The department, host to the 2021 ANS Virtual Student Conference, scheduled for April 8–10, now features 23 tenure/tenure-track faculty and three research faculty members. “What a journey for the first nuclear engineering curriculum in the nation,” said Kostadin Ivanov, professor and department head.
Yuki Edao, Satoshi Fukada, Hidetaka Noguchi, Akio Sagara
Fusion Science and Technology | Volume 55 | Number 2 | February 2009 | Pages 140-151
Technical Paper | dx.doi.org/10.13182/FST09-A4067
Articles are hosted by Taylor and Francis Online.

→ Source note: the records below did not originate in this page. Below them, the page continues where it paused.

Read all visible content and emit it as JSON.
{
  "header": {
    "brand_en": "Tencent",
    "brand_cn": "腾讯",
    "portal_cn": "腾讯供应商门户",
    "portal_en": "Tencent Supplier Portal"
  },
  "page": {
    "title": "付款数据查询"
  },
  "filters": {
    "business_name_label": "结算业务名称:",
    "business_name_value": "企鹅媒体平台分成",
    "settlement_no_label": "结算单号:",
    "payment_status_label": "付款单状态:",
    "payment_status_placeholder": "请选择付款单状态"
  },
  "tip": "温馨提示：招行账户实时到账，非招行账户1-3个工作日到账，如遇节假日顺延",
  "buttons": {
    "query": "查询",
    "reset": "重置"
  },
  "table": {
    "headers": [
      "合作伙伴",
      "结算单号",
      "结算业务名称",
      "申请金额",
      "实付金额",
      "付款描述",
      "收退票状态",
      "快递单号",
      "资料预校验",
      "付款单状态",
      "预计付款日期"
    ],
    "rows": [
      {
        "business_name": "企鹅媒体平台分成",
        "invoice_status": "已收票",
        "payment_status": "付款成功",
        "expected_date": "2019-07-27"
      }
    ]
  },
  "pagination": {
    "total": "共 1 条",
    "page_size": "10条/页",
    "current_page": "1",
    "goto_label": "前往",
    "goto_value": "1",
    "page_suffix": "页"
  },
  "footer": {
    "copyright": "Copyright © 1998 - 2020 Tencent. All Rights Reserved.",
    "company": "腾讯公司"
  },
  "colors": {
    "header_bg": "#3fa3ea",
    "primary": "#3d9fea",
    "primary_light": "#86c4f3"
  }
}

The rate of tritium released from temperature-controlled Flibe (a mixed molten salt of 2LiF + BeF2) after neutron irradiation was determined comparatively under two different conditions of Ar-H2 (10%) or Ar gas purge at a constant or linearly elevated temperature. Experimental rates of tritium release were analyzed based on its diffusion in Flibe and isotopic exchange between T atoms on surfaces and H atoms included in gaseous components. Gas released from Flibe had compositions of various ratios of HT to TF depending on the different conditions of Ar-H2 or Ar purge gas. The major molecular species of tritium released from Flibe after neutron irradiation was HT under the condition of the Ar-H2 purge and 300°C. The rate of tritium release under the Ar-H2 purge was simulated well by the present analytical model. Although its chemical form immediately after the release was TF under the condition of Ar purge, it was changed to HT partly by interaction with metallic surfaces.